> I am asking because during 15 years I was professionally involved in a
> cassette duplicating plant using Gauss, Lyrec, Ampex, King,
> Heino-Ilsemann, Apex, Studer equipment etc.
> None of the high speed duplicated cassettes I still have, several 100,
> and none of my approx 60 BASF, Nakamichi and RCA test cassette tapes
> show any change in level or frequency response either objectively or
> subjectively IF the azimuth is very carefully adjusted on my Dragon,
> 582 or 682 Nakamichi decks.
> The ONLY thing I´ve seen that changes level is if the replay head is
> not correctly adjusted in height and frequency response above a few
> kHz is directly linked to azimuth and gap loss together with using the
> relevant first orfder gap eq to correct for gap loss above approx 15 kHz.
> BTW, professionally duplicating equipment set up correctly, IS capable
> of such good duplicating quality that it will fool 99.9% of all
> listeners in direct A/B test compared to the original sound source. with
> Needless to say the loop bin master must be changed regularly as it
> ages for this to hold true.
> So my own experience using magnetic media for some 50 years has not
> turned up any such problem practically.
> Even my BASF 15"/38.1 cm/s 35µS CCIR/IEC testtape dated 1968 is within
> 0.1 dB of a few years old MRL G320 nWb/m testtape in its reference
> fluxivity and the frequency response is still within a few 1/10 of a
> dB to 18 kHz when replayed on a flux loop calibrated Studer A820
> despite being used +400 times according to my log.
> BASF test tapes were always hot at the high end to the tune of a dB or
> so to offset user losses caused by magnetized heads, guides etc and
> this can still be seen.
> BASF test tapes had four repeats of the 1 kHz to 18 kHz bands and
> playing repeat 3 which has only been played two times compared to the

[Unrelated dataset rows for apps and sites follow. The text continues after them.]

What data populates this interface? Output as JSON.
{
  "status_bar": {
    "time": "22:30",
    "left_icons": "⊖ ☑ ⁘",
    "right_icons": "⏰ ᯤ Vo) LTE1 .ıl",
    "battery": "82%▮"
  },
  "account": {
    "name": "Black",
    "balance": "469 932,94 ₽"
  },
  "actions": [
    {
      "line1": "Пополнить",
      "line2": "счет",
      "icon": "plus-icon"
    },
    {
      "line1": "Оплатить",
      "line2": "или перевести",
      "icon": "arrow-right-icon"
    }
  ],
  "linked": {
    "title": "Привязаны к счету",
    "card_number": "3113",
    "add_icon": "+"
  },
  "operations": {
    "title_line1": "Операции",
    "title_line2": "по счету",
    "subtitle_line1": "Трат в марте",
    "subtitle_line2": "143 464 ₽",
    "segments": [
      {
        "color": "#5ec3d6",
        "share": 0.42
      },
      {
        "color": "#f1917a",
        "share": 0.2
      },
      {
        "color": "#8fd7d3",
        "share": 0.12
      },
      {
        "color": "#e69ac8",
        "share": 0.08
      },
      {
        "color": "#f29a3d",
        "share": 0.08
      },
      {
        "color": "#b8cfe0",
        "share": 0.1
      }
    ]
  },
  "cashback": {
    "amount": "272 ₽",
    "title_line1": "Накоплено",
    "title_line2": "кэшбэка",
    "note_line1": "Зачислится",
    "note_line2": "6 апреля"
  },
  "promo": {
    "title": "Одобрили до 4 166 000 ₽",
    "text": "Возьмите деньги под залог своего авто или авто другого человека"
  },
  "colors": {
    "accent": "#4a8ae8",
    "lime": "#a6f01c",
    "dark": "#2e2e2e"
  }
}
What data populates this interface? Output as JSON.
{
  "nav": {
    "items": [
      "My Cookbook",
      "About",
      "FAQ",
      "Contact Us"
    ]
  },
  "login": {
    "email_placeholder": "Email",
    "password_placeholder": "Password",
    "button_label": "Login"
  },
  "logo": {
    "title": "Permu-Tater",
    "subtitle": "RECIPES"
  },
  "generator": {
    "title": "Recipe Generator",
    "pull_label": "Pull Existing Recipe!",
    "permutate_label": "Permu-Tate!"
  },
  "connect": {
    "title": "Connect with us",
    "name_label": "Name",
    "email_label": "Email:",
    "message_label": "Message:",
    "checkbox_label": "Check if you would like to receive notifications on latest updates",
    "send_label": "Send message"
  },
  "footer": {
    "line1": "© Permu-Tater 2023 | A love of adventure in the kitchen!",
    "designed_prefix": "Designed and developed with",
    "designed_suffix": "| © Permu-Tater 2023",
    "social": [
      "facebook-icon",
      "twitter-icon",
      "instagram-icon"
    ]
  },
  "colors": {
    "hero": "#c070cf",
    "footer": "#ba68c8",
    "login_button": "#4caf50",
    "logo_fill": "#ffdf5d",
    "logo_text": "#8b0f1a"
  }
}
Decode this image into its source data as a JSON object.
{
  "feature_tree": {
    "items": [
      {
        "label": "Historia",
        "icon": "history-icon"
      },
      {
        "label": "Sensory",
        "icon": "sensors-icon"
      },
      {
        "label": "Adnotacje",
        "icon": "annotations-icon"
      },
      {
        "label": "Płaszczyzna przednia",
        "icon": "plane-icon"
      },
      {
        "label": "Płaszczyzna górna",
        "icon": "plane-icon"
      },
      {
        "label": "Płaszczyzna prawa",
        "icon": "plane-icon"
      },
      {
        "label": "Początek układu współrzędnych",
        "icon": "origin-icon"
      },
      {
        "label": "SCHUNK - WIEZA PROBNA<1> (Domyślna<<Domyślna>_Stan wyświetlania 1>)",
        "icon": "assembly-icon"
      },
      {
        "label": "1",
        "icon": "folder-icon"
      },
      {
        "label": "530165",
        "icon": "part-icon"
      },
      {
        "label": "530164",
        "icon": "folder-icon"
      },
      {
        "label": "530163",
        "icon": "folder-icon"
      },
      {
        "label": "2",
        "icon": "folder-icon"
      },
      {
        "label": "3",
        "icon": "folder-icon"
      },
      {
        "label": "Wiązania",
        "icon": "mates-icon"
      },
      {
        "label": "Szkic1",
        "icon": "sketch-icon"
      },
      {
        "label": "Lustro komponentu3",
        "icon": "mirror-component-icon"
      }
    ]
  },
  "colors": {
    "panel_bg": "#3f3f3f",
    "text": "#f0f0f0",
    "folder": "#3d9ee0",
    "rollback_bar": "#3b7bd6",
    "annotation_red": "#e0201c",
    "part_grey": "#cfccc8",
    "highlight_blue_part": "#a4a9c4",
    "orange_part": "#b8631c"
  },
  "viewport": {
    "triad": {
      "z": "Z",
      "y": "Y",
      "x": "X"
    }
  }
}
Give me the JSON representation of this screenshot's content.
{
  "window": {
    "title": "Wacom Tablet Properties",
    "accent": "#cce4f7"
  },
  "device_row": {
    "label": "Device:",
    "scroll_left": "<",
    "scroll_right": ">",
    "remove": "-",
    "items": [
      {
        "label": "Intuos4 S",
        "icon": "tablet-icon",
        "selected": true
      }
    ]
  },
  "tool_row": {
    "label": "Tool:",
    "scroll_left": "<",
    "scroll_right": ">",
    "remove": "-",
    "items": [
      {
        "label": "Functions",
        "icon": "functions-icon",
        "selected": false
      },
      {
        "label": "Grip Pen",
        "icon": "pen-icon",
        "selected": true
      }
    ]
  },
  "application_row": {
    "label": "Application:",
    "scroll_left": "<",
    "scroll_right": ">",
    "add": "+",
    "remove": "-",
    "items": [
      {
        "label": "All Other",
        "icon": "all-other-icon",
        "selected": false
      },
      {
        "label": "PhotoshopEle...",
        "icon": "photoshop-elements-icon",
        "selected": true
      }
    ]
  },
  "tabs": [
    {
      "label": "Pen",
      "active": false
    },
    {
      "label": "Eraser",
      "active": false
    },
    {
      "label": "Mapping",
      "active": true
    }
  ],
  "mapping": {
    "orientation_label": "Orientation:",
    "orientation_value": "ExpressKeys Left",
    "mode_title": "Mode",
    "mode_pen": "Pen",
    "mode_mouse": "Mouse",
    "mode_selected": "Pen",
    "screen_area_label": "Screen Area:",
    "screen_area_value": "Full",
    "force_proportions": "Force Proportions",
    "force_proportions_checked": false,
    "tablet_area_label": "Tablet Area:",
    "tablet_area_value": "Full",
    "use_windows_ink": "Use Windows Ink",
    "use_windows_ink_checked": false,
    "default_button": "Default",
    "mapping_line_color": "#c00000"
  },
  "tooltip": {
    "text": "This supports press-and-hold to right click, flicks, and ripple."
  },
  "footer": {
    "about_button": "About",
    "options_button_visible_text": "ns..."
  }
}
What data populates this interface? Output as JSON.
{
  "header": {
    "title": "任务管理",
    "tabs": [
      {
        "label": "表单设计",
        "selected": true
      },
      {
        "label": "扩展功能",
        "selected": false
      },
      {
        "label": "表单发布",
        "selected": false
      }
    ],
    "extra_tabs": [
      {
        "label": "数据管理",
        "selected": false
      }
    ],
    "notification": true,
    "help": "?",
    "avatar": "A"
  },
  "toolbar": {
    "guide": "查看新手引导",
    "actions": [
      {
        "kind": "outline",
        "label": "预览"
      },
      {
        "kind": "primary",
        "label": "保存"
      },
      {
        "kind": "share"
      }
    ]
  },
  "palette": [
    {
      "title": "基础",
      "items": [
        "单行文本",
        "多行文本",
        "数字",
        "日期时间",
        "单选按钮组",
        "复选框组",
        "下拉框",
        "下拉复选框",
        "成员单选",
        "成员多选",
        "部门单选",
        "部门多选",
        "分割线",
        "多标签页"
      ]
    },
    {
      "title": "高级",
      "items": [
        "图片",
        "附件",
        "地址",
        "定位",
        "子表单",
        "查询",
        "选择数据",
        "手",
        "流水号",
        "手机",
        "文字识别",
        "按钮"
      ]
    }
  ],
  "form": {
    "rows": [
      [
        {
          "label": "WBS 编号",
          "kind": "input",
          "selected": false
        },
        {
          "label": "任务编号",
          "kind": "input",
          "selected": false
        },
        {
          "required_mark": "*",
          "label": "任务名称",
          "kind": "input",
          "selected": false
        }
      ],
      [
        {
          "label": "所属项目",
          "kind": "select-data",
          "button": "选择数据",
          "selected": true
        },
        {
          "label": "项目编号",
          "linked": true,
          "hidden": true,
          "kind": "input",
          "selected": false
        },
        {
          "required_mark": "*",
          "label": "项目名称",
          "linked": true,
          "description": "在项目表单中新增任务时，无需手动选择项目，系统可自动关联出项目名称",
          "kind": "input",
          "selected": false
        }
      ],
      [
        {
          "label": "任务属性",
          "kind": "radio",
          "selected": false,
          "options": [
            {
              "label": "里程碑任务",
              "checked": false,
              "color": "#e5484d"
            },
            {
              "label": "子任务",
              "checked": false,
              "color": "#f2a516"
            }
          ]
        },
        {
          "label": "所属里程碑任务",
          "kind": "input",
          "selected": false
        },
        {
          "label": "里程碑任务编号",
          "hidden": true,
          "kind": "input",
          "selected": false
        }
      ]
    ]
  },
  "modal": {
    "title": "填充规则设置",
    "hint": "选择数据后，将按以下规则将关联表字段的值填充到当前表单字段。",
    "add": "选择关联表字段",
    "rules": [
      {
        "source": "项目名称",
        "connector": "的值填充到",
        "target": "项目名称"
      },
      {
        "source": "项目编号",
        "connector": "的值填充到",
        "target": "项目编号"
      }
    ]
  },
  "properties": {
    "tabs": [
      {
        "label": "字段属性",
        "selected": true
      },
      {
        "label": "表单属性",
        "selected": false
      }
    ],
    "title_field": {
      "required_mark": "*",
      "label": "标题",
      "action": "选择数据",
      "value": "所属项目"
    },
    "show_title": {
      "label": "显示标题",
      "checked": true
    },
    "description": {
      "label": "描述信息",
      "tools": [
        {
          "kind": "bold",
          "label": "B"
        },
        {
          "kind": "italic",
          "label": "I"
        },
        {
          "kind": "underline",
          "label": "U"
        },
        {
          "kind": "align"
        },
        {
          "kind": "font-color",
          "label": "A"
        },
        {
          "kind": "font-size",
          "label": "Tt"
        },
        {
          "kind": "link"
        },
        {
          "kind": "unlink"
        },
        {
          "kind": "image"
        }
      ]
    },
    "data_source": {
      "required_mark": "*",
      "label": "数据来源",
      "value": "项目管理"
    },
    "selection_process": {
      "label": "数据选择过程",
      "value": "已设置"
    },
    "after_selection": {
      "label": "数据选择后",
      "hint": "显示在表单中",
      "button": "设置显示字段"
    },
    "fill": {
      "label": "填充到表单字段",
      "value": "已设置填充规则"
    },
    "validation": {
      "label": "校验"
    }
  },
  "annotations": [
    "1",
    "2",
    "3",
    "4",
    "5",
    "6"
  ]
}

> normal frequency run shows a difference of only 0.3 dB at 18 kHz.
> This test tape was recorded on BASF LGR30P red oxide tape.